━━━━━ The data ━━━━━

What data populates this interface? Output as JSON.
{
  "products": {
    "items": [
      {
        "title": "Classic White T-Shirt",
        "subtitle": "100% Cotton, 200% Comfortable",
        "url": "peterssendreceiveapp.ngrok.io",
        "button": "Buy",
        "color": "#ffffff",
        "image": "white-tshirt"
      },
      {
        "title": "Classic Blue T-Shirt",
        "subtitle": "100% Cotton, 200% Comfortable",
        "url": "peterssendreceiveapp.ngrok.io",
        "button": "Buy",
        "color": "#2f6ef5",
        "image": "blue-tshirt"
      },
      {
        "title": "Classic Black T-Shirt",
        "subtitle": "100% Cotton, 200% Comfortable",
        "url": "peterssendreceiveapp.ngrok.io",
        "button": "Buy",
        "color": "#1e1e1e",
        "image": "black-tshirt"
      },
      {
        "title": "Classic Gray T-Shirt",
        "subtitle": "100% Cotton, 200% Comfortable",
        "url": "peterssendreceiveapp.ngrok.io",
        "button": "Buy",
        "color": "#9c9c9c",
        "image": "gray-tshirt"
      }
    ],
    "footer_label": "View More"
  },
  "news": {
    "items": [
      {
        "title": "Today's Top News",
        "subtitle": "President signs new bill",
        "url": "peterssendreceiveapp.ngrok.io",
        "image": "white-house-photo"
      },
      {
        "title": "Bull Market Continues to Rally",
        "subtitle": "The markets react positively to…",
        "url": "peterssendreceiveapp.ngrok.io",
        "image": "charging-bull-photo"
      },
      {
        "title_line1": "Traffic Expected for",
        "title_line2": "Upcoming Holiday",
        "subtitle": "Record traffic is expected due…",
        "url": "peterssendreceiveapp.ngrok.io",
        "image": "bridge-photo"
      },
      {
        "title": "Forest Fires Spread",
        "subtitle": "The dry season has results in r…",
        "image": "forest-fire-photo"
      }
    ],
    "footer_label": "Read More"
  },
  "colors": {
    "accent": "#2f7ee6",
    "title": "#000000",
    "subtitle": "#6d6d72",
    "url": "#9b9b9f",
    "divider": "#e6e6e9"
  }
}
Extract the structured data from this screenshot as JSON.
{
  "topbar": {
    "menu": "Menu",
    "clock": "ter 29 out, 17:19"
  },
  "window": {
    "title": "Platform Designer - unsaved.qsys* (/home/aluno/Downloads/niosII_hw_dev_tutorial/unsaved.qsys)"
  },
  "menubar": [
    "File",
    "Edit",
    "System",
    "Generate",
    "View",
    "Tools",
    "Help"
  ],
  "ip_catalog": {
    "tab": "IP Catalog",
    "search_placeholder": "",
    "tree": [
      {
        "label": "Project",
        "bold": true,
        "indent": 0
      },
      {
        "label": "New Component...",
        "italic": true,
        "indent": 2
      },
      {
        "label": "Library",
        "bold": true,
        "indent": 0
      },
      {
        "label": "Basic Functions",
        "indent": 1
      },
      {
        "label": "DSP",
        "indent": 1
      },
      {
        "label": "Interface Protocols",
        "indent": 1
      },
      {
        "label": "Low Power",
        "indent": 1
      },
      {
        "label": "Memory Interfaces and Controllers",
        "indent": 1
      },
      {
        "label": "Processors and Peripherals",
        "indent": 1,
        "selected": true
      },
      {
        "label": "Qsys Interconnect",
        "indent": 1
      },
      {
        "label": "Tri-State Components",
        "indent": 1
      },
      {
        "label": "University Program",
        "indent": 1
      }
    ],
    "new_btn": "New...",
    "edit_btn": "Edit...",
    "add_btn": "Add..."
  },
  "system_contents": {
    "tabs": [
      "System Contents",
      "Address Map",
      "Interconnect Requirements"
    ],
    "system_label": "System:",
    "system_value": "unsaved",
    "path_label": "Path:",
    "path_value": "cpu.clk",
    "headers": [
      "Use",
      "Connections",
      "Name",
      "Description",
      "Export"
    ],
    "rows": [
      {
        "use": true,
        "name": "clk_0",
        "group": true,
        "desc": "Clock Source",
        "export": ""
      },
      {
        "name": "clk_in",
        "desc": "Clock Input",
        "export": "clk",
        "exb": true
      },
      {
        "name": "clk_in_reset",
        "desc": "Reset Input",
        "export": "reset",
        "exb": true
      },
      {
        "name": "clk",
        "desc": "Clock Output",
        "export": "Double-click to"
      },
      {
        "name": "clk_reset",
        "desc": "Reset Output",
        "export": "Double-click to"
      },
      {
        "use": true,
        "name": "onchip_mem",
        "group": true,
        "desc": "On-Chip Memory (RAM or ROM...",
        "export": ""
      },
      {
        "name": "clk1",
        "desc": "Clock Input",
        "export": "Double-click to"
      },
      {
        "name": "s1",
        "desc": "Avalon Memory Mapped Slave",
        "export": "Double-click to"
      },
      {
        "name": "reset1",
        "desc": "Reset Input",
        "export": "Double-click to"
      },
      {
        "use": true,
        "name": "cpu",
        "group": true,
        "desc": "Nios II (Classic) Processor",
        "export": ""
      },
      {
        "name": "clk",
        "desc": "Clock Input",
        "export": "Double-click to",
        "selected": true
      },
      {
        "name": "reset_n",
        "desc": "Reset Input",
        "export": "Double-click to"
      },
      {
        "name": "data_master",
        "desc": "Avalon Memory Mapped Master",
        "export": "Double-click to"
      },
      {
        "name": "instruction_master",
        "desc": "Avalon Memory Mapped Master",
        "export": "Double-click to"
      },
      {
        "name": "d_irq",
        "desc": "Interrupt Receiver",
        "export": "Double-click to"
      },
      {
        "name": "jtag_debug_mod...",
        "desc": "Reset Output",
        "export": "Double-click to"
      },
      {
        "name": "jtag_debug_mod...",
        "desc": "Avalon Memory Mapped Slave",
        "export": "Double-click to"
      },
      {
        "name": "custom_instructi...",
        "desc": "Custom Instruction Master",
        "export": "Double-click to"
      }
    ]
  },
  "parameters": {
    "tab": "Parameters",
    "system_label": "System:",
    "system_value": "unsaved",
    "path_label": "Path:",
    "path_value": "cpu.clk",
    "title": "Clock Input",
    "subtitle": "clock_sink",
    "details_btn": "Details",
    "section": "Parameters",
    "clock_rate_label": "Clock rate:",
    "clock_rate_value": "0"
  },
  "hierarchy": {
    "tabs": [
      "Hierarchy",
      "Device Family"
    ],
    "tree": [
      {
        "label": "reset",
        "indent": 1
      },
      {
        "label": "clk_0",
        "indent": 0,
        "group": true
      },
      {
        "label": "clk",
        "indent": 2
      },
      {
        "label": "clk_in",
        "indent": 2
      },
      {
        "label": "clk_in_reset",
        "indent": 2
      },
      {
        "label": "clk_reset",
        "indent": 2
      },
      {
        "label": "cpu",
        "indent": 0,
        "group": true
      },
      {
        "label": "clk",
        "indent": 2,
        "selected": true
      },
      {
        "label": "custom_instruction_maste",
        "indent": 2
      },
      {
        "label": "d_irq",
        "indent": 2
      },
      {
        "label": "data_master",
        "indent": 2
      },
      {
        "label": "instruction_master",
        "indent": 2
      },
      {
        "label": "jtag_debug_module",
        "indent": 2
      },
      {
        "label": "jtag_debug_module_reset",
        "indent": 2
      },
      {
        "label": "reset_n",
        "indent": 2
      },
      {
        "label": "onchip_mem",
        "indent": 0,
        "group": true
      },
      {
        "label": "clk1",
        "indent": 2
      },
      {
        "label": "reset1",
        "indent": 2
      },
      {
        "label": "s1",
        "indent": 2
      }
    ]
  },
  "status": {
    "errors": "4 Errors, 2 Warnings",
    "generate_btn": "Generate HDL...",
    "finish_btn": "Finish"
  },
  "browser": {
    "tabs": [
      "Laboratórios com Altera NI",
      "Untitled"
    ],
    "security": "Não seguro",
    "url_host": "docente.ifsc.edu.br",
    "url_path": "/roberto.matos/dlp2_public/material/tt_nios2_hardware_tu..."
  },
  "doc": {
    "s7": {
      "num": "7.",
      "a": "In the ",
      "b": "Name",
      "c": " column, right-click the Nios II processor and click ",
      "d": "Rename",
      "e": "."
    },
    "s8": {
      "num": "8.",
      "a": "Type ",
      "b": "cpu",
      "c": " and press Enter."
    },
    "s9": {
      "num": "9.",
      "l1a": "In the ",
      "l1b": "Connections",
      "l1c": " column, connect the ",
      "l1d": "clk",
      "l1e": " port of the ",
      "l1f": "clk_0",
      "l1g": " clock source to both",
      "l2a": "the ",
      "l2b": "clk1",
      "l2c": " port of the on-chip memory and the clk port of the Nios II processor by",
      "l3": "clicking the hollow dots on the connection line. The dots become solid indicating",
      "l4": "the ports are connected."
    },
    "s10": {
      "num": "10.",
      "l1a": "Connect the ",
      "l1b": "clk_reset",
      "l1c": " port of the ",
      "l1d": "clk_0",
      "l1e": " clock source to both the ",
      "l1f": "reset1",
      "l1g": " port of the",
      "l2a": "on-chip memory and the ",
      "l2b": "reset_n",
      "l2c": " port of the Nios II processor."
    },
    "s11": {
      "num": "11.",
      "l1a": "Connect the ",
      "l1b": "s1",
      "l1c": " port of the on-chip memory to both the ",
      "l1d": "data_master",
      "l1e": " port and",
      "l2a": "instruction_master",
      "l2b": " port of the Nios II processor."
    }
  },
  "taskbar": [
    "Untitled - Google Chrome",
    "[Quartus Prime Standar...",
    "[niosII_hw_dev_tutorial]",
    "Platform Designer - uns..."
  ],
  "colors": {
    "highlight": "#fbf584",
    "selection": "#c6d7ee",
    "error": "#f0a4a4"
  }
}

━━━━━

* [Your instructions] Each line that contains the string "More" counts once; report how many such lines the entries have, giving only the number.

* [Result of this exercise] 2